Our communities are filled with rich stories that deserve to be told. However, mainstream white media often ignores or minimizes the crises and victories of Black folk in the United States.
Thankfully, our ancestors realized this and created Freedom’s Journal in 1827 as the first Black newspaper. In the nearly 200 years since the Black press has come in many forms, but we remain a platform for truthful Black stories to be told by and for Black people.
In a June 8 Twitter Space discussion, “Legacy of the Black Press,” we invited our 10 amazing publishers from AFRO News, The Atlanta Voice, Dallas Weekly, Houston Defender, Michigan Chronicle, New York Amsterdam News, Sacramento Observer, Seattle Medium, St. Louis American, and Washington Informer to explore the legacy of the Black press and its influence in our communities.
Dr. Frances “Toni” Draper, CEO and publisher of the AFRO, shared the history of their publication, which was founded during legalized slavery by Draper’s great-grandfather.
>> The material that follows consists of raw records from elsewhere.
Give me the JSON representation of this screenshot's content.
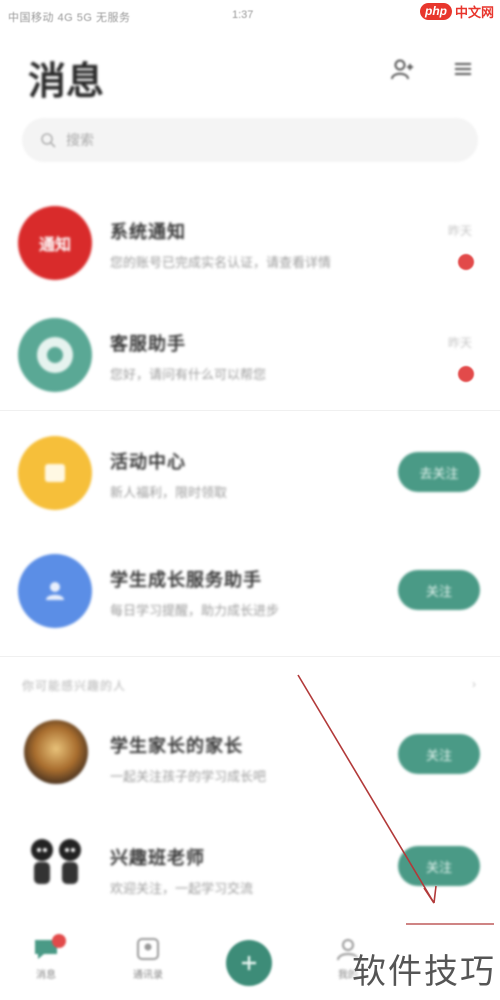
{
  "status_bar": {
    "left_text": "中国移动 4G 5G 无服务",
    "center_text": "1:37",
    "watermark_logo": "php",
    "watermark_site": "中文网"
  },
  "header": {
    "title": "消息",
    "add_friend_icon": "person-add-icon",
    "menu_icon": "menu-icon"
  },
  "search": {
    "placeholder": "搜索"
  },
  "conversations": [
    {
      "title": "系统通知",
      "subtitle": "您的账号已完成实名认证，请查看详情",
      "time": "昨天",
      "avatar_color": "#d92b2b",
      "avatar_text": "通知",
      "unread": true
    },
    {
      "title": "客服助手",
      "subtitle": "您好，请问有什么可以帮您",
      "time": "昨天",
      "avatar_color": "#5aa895",
      "avatar_text": "",
      "unread": true
    },
    {
      "title": "活动中心",
      "subtitle": "新人福利，限时领取",
      "button_label": "去关注",
      "avatar_color": "#f6bf3a",
      "avatar_text": ""
    },
    {
      "title": "学生成长服务助手",
      "subtitle": "每日学习提醒，助力成长进步",
      "button_label": "关注",
      "avatar_color": "#5b8ee6",
      "avatar_text": ""
    }
  ],
  "section": {
    "label": "你可能感兴趣的人",
    "chevron": "›"
  },
  "suggestions": [
    {
      "title": "学生家长的家长",
      "subtitle": "一起关注孩子的学习成长吧",
      "button_label": "关注"
    },
    {
      "title": "兴趣班老师",
      "subtitle": "欢迎关注，一起学习交流",
      "button_label": "关注"
    }
  ],
  "bottom_nav": {
    "items": [
      {
        "label": "消息",
        "icon": "chat-icon",
        "badge": true
      },
      {
        "label": "通讯录",
        "icon": "contacts-icon",
        "badge": false
      },
      {
        "label": "",
        "icon": "compose-icon",
        "badge": false
      },
      {
        "label": "我的",
        "icon": "profile-icon",
        "badge": false
      }
    ]
  },
  "footer_watermark": "软件技巧",
  "colors": {
    "accent": "#4a9a86",
    "unread": "#e24a4a",
    "arrow": "#b23a3a"
  }
}
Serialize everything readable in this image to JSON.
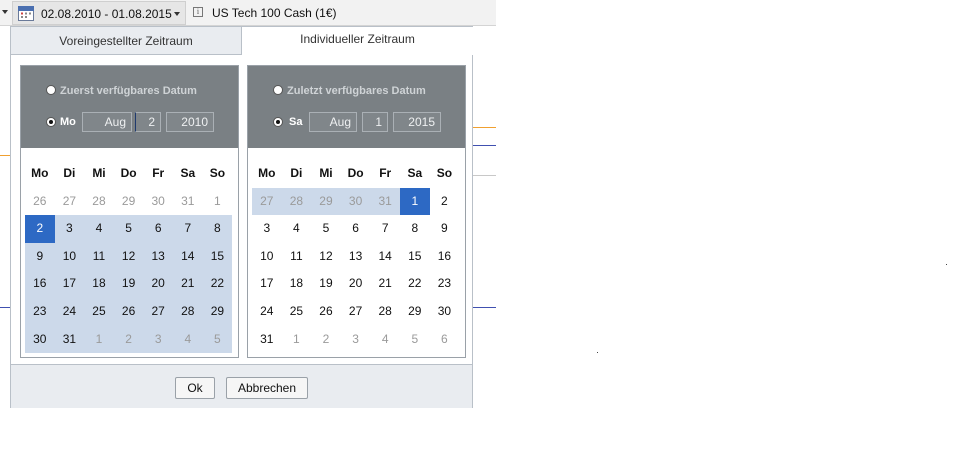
{
  "toolbar": {
    "date_range": "02.08.2010 - 01.08.2015",
    "symbol": "US Tech 100 Cash (1€)"
  },
  "dialog": {
    "tabs": [
      "Voreingestellter Zeitraum",
      "Individueller Zeitraum"
    ],
    "active_tab": "Individueller Zeitraum",
    "start": {
      "option_label": "Zuerst verfügbares Datum",
      "date_label": "Mo",
      "month": "Aug",
      "day": "2",
      "year": "2010",
      "weekday_headers": [
        "Mo",
        "Di",
        "Mi",
        "Do",
        "Fr",
        "Sa",
        "So"
      ],
      "days": [
        [
          "26",
          "27",
          "28",
          "29",
          "30",
          "31",
          "1"
        ],
        [
          "2",
          "3",
          "4",
          "5",
          "6",
          "7",
          "8"
        ],
        [
          "9",
          "10",
          "11",
          "12",
          "13",
          "14",
          "15"
        ],
        [
          "16",
          "17",
          "18",
          "19",
          "20",
          "21",
          "22"
        ],
        [
          "23",
          "24",
          "25",
          "26",
          "27",
          "28",
          "29"
        ],
        [
          "30",
          "31",
          "1",
          "2",
          "3",
          "4",
          "5"
        ]
      ]
    },
    "end": {
      "option_label": "Zuletzt verfügbares Datum",
      "date_label": "Sa",
      "month": "Aug",
      "day": "1",
      "year": "2015",
      "weekday_headers": [
        "Mo",
        "Di",
        "Mi",
        "Do",
        "Fr",
        "Sa",
        "So"
      ],
      "days": [
        [
          "27",
          "28",
          "29",
          "30",
          "31",
          "1",
          "2"
        ],
        [
          "3",
          "4",
          "5",
          "6",
          "7",
          "8",
          "9"
        ],
        [
          "10",
          "11",
          "12",
          "13",
          "14",
          "15",
          "16"
        ],
        [
          "17",
          "18",
          "19",
          "20",
          "21",
          "22",
          "23"
        ],
        [
          "24",
          "25",
          "26",
          "27",
          "28",
          "29",
          "30"
        ],
        [
          "31",
          "1",
          "2",
          "3",
          "4",
          "5",
          "6"
        ]
      ]
    },
    "buttons": {
      "ok": "Ok",
      "cancel": "Abbrechen"
    }
  },
  "colors": {
    "selected_day": "#2d69c4",
    "range_highlight": "#ccd9ea",
    "panel_header": "#7a8084",
    "chart_line_orange": "#f0a030",
    "chart_line_blue": "#4050b0"
  }
}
“We started the paper so that we could tell about all facets of our society,” Draper says. “In 1892, slavery was alive and well, and we were portrayed, almost like we are today, as less than. The AFRO was on a mission to uplift our people and to tell stories that no one else would tell, to tell them fairly, and to tell them often.”
Indeed, the Black press has always been a means to uplift Black folk when the rest of society is aggressively trying to tear us down. Aswad Walker, the associate editor for the Houston Defender, further explains the function of the Black press as a champion for Black voices.
“The Houston Defender was founded in 1930 by activist and community leader Mr. Richardson, who had his hand in a whole lot of things, but just like other Black papers all around the country, it was about telling our story,” Walker says. “Every single day, Black folk were being vilified by other means of media outlets, so to tell our story from our perspective — to not only tell the bad and the ugly, but to celebrate the good and the overcoming — that’s where the Defender was founded.”
The Black press is so much more than simple reporting on news. We discover and share the solutions to issues facing the Black community so that all community members can become stronger and more prosperous. Some say that the Black press is biased, but in actuality, we are brave and unwilling to minimize the harsh impact of racism and inequality on our people.
Patrick Washington, the publisher of the Dallas Weekly, explained the difference in reporting between his publication and mainstream white media outlets during the Civil Right Movement in the 1950s. While white people were slandering Martin Luther King Jr and wanting him banned from Dallas entirely, the Dallas Weekly was willing to share the true story and inspire others to support fights for racial justice.
Washington explains, “Our experience is a fact. Mainstream press, and even greater white America, looks at our experiences as anecdotal and even individual. It’s important for us to understand — and we all do — that it’s not scary to say something is racist when it’s racist. Four hundred years of systems that keep you down isn’t a guess. There is data behind this stuff. There are facts and people’s lives who have been impacted. To tell those stories isn’t an opinion.”
The Black press is built on community activism and community preservation. As Larry Lee, publisher of the Sacramento Observer says, “If you’re not into advocacy work, if you’re not here to right wrongs, then you’re in the wrong profession.”
Listen to the full conversation on the Legacy of the Black press on our Soundcloud, and RSVP for our upcoming #WIBSpace discussing reparations on June 15 at 5 p.m ET.